So next time you take a trip to a country or city you haven’t been to before think about the opportunity you have to get to know a new culture. Trade your burger and chips for that exotic local dish, swap the overcrowded tourist haunts for the quiet side streets and ditch the English to attempt to pronounce something in the language. You won’t believe the satisfaction you get, trust me. 

What is the best city you have been to? Did you embrace the culture?


Top tips

No hablo español!!!

Picture the scene.

You’re sitting in a restaurant in Spain with some friends. You spot the waiter coming towards you and the panic starts to set in.  As he arrives at your table you scream “LA ENSALADA POR FAVOR!” and he nods. Phewwwwww it’s all over, you did it! Then before you can celebrate he turns to you and says “¿Quieresalgoabeber?”. Your friends are looking at you, the waiter is looking at you and all you can do is laugh and smile whilst in your head you’re thinking…

AHHHHH he spoke too quickly! I don’t understand, what did he say? this is so embarrassing. What do I dooooooooooo????!!!!!

Sound familiar?

One of the most nerve wracking situations for a language learner is the dreaded moment you are faced with having to have a conversation with a native speaker. You start off by confidently asking that question that you have practised 100 times at home and then as soon as they reply your brain turns to mush!

The good news is…you are not alone. I think it is safe to say that most of us who have learned a language have faced a similar situation at some point. The bad news is…you are going to do it again. That’s right! It might have been the first time but it certainly won’t be the last and as much as you feel like apologising and never speaking again, DON’T! Making mistakes is part of the learning process.

So what can you do?

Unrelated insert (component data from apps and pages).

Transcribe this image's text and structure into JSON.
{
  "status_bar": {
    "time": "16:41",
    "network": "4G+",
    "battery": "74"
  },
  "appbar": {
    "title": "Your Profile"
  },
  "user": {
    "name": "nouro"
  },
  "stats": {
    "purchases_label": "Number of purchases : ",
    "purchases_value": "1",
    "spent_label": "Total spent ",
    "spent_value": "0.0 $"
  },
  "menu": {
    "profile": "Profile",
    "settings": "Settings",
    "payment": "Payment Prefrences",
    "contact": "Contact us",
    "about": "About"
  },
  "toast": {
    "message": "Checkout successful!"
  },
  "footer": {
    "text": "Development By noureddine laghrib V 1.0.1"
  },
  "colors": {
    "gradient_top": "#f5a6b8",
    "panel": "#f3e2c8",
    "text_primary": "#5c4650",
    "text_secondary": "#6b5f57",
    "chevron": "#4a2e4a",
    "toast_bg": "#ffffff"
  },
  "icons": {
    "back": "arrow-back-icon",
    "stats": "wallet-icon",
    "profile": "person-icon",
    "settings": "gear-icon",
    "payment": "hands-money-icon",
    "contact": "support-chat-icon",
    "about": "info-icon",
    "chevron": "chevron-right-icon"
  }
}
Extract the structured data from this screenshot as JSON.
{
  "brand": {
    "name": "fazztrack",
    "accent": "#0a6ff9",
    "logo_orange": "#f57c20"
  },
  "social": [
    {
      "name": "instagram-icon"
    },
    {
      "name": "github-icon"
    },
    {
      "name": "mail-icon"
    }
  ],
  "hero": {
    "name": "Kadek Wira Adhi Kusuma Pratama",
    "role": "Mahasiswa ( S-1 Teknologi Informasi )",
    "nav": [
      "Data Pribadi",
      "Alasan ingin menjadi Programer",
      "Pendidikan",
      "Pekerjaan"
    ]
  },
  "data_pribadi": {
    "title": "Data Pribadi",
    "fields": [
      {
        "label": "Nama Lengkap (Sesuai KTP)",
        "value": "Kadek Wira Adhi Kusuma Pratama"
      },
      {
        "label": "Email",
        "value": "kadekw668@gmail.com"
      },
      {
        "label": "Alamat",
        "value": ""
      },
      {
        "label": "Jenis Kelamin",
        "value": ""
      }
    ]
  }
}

  1. Breathe. Take a second to calmly remind yourself that it is NOT the end of the world and you can easily resolve the situation.
  2. Politely ask the person to repeat what they said but slightly more slowly.
  3. Lip read to see if you can make out any words that are difficult to hear.
  4. Think about the context. You’re in a clothes shop for example. What kind of things might they be asking you?- Do you want a bag? Shall I put the receipt in the bag?
  5. Use actions. Yes you might feel a bit silly at first but if you can’t remember how to say something- point to it, act it out, gesture.
  6. Ask them questions. You know how to say a drink. You think they may be asking you if you want ask them!

But most importantly…

Don’t give up! It can be very tempting to choose the easy option and try to speak English but you would be undoing all the work you have been putting in and not doing yourself justice.

So next time you are faced with a situation like the one above try some of those techniques and just remember..Never be embarrassed. Never apologise. You are trying and you are learning and that is something to be proud of. 



Language Show London: 13-15 October 2017

2 years ago I attended the Language Show London for the first time. With its latest event slowly approaching I discuss what it has to offer.

What is the Language Show London?

The Language Show London is an event which takes place every year in.. (you guessed it!) London. The show is for a variety of people from those who are passionate about languages to those working as language teachers.

Do I need to register? 

Yes, to attend the event you will need to register for a ticket. Ticket registration is already open so you can either do this before the event online or if you don’t mind risking the possibility of a big queue you can do it when you arrive.

What is there to do?

The Language Show offers a three day schedule filled with seminars, exhibitions, language courses and much more. Best of all it is completely free to attend! (However you will have to pay if you want to attend the educational seminars).

For more information on what’s on and who will be there you can visit the website:

Below are examples of two of the resources I bought from the exhibitors during my time at the Language Show: